The following is a performance comparison of seven of the highest-yielding mREITs that have reasonably large trading volumes (averaging over 1 million shares per day). The list includes Annaly Capital Management (NLY), American Capital Agency (AGNC), Chimera Investment Corporation (CIM), Hatteras Financial (HTS), Invesco Mortgage Capital (IVR), MFA Financial (MFA) and Two Harbors Investment (TWO). I have provided their current yields as well as their 1-month, 3-month, 6-month and full 2011 equity performance rates.

As can be seen by the considerably worse 2011 performance rates for the non-agency or hybrid mREITs such as CIM, IVR and MFA, agency mREITs were the place to be in 2011 if one did venture into this high yield section of the environment. Nonetheless, these non-agency mREITs are now at a deep discount to their last reported book values, compared to agency mREITs that are now mostly trading at a premium to book.

Mortgage-backed securities caused a major financial crisis three years ago. The low-rate environment that followed the bursting of the Internet bubble, combined with lax mortgage practices by a historically strict group, fueled the ballistic rise of MBSs. Beyond fear over continued MBS issues and an increase in U.S. foreclosures, these mREITs have recently been hit by a series of new risks, including potential REIT regulatory changes, leverage restrictions and the intimidating risks associated with U.S. interest rates some day rising.

Mortgage REITs continue to be one of the highest yielding options available to income-oriented investors. Nonetheless, due to their significant risks, exposure to mREITs should be limited to a reasonable percentage of a portfolio, based upon an investor's risk profile, time-horizon and other investments. Additionally, mREIT dividends are taxed as regular income, and not at the lower corporate dividend rate, making them substantially better performing investments when held within tax deferred or exempt accounts.

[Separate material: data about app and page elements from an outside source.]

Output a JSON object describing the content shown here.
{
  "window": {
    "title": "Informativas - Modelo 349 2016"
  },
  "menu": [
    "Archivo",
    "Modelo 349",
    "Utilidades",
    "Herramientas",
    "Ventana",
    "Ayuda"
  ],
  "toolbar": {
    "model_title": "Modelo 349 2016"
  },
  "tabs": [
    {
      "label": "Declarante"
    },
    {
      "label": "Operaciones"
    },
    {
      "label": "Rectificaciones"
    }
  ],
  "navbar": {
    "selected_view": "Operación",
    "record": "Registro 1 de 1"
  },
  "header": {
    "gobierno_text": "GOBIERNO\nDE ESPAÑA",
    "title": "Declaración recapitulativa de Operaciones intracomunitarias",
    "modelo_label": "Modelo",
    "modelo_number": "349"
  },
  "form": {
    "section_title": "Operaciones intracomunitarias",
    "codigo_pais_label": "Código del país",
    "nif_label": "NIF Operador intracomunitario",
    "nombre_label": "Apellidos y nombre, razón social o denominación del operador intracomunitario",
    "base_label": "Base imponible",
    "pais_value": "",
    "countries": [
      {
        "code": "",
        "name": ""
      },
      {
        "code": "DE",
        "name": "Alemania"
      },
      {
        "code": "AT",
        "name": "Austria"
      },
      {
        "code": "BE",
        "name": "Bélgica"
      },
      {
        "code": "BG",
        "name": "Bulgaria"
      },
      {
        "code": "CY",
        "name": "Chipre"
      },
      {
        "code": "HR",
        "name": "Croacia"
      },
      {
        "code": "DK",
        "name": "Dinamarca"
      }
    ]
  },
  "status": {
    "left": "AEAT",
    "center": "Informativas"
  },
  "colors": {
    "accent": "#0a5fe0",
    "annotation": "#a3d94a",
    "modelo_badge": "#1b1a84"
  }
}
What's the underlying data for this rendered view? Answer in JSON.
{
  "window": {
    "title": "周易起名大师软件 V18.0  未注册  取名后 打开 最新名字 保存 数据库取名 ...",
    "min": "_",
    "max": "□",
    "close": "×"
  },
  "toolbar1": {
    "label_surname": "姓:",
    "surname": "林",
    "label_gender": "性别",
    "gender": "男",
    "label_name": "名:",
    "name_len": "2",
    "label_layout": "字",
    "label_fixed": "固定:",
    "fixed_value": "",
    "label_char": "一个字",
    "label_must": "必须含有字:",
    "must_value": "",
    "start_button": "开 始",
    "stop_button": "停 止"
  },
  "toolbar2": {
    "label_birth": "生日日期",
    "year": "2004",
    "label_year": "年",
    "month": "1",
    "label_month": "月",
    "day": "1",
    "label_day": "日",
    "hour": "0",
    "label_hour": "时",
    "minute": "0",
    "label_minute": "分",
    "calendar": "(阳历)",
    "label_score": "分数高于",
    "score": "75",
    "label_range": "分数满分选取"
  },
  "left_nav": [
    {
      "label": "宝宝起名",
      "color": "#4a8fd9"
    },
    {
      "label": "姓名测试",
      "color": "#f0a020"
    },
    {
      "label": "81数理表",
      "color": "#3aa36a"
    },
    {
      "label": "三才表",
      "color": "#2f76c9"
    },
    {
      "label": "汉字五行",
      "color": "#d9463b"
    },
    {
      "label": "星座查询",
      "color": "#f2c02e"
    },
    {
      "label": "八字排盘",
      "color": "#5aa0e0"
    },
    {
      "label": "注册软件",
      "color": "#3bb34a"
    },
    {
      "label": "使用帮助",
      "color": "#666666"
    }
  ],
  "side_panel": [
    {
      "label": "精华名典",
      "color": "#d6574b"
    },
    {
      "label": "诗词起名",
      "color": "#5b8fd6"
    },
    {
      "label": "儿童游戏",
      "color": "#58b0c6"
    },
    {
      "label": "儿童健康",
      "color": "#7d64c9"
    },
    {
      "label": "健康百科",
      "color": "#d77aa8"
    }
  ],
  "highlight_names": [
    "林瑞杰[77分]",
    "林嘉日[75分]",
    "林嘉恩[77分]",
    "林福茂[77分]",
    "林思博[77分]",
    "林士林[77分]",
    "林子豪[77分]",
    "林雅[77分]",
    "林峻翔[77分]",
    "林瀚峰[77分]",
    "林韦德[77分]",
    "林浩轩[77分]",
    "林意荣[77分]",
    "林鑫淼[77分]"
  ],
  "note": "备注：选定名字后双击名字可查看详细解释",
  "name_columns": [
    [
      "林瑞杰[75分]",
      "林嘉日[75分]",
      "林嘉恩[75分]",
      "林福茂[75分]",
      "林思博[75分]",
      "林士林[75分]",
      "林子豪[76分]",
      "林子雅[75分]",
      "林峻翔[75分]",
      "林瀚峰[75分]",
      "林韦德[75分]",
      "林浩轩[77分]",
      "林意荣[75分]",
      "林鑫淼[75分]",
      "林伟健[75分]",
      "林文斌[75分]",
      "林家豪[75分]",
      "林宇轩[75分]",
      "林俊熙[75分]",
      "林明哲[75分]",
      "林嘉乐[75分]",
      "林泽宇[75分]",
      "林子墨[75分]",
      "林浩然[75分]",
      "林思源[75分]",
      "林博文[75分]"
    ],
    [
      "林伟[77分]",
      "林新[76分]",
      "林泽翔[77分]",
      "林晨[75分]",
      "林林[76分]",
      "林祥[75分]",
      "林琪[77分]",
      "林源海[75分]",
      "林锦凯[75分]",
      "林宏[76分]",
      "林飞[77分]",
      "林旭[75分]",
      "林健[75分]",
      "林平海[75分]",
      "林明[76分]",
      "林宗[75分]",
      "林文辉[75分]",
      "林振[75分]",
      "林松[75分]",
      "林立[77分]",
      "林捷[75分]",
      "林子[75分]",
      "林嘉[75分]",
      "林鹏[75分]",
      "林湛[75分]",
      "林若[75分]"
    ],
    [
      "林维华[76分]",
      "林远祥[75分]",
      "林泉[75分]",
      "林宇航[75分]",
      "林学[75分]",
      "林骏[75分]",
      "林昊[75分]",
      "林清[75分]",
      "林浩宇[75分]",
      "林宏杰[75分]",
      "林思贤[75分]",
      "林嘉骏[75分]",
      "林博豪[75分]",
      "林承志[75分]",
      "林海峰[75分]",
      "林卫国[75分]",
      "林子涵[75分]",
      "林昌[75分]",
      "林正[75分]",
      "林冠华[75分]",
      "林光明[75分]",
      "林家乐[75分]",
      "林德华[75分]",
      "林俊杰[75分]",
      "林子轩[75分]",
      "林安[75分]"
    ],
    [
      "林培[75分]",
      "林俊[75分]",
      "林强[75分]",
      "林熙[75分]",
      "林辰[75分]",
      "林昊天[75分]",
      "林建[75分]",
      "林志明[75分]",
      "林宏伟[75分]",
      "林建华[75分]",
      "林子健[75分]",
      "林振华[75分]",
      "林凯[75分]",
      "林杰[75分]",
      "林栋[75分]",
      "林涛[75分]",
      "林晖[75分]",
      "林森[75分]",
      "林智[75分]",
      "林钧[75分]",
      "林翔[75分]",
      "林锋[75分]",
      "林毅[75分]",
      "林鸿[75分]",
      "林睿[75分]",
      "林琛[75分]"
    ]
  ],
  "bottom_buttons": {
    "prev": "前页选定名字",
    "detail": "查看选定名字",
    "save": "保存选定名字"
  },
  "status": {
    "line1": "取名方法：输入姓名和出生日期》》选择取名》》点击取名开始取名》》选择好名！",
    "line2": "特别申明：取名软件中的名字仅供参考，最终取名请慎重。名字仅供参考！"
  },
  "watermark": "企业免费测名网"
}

Disclaimer: This article is intended to be informative and should not be construed as personalized advice as it does not take into account your specific situation or objectives.

Source: 2011 Performance Review For 7 High-Yield Mortgage REITs